____ Input

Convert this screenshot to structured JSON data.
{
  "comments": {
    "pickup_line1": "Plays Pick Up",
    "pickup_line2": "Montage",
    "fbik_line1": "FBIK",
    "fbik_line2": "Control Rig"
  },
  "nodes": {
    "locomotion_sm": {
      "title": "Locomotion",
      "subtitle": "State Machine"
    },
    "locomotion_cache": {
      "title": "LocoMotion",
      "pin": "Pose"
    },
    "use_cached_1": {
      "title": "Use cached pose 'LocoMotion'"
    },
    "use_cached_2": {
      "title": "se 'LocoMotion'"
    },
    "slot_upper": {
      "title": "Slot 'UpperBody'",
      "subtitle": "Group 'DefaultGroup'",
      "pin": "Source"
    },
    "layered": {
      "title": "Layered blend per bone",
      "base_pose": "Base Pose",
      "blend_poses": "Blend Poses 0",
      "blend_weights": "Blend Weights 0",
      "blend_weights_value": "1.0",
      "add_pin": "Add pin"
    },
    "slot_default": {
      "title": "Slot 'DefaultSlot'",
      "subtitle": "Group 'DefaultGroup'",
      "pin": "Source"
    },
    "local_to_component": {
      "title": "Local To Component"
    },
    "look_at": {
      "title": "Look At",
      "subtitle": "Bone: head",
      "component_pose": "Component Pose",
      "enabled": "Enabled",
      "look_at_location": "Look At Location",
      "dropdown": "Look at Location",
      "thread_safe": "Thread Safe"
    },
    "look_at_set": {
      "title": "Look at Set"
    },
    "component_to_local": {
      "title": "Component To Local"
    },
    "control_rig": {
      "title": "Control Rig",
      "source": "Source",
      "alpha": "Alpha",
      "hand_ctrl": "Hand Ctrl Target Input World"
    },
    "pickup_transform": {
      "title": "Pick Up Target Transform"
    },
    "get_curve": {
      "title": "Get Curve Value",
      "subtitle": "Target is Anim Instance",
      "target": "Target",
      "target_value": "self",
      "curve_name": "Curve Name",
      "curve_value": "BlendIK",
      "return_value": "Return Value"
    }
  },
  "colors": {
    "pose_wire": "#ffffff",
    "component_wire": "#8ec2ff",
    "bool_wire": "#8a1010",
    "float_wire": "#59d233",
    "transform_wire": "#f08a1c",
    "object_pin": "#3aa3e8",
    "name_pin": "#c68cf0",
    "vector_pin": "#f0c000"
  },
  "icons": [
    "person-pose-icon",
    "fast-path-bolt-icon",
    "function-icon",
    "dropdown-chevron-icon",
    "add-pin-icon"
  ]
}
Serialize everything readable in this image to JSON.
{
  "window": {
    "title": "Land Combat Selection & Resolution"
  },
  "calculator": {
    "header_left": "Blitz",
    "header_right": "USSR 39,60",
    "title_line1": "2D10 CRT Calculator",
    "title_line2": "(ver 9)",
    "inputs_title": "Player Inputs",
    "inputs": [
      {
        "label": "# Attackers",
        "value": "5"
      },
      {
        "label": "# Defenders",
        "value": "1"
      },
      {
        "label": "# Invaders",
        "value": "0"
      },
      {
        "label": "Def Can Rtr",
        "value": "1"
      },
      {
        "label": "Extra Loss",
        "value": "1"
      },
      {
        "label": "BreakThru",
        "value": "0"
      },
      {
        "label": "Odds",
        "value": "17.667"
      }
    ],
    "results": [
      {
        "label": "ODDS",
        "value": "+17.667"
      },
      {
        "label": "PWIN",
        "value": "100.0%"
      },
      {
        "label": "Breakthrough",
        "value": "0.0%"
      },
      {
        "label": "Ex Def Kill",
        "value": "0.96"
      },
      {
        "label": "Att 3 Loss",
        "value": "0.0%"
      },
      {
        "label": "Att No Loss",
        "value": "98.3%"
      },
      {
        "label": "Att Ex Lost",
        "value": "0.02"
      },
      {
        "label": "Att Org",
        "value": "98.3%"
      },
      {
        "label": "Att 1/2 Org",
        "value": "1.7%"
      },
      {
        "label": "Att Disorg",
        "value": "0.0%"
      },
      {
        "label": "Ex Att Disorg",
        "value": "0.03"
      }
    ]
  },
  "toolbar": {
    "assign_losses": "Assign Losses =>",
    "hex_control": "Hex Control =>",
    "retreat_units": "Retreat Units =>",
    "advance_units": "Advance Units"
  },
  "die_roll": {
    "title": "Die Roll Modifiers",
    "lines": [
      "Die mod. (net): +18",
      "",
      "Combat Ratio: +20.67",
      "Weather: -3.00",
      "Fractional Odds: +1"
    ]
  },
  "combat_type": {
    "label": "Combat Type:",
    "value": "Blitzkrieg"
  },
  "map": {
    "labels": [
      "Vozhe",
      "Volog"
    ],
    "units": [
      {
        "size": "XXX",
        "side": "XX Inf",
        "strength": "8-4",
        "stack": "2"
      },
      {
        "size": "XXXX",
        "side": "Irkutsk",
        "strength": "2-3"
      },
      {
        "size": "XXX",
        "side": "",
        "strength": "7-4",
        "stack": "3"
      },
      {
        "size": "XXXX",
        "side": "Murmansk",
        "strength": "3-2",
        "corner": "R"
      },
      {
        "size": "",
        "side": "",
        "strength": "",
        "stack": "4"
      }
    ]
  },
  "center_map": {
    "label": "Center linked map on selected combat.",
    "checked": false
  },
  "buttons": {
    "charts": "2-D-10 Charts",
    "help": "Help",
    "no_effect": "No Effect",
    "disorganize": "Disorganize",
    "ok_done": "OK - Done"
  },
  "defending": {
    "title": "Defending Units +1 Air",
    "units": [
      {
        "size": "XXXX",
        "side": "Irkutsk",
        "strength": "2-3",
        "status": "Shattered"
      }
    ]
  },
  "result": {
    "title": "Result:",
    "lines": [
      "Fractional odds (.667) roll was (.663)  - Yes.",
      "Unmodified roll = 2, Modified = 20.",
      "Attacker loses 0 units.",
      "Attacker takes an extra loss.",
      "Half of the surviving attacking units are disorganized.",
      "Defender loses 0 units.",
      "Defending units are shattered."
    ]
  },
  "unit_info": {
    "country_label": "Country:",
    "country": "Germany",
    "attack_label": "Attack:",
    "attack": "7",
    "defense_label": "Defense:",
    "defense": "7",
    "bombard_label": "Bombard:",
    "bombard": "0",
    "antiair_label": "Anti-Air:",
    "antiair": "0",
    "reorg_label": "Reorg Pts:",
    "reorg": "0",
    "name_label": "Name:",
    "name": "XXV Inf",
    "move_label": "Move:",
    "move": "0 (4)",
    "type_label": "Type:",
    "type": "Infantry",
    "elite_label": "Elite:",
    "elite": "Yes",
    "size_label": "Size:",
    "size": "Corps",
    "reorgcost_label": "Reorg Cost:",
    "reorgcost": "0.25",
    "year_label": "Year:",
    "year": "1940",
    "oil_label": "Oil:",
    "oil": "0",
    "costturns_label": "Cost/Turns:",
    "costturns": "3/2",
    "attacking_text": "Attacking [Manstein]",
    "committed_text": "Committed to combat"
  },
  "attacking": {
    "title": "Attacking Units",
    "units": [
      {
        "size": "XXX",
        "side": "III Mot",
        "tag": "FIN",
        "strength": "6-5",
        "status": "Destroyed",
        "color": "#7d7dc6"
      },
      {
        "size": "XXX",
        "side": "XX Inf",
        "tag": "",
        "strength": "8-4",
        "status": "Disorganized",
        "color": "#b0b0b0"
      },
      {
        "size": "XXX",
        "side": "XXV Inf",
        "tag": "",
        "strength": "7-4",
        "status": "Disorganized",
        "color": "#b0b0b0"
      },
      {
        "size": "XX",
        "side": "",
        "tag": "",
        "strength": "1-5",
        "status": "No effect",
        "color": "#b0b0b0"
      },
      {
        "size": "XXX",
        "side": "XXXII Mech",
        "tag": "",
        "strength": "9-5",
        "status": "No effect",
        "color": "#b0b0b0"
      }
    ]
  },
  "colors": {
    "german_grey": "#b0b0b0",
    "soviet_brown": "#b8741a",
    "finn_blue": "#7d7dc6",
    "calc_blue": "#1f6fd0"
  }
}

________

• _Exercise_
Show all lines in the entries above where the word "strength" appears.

• _Task output_
        "strength": "8-4",
        "strength": "2-3"
        "strength": "7-4",
        "strength": "3-2",
        "strength": "",
        "strength": "2-3",
        "strength": "6-5",
        "strength": "8-4",
        "strength": "7-4",
        "strength": "1-5",
        "strength": "9-5",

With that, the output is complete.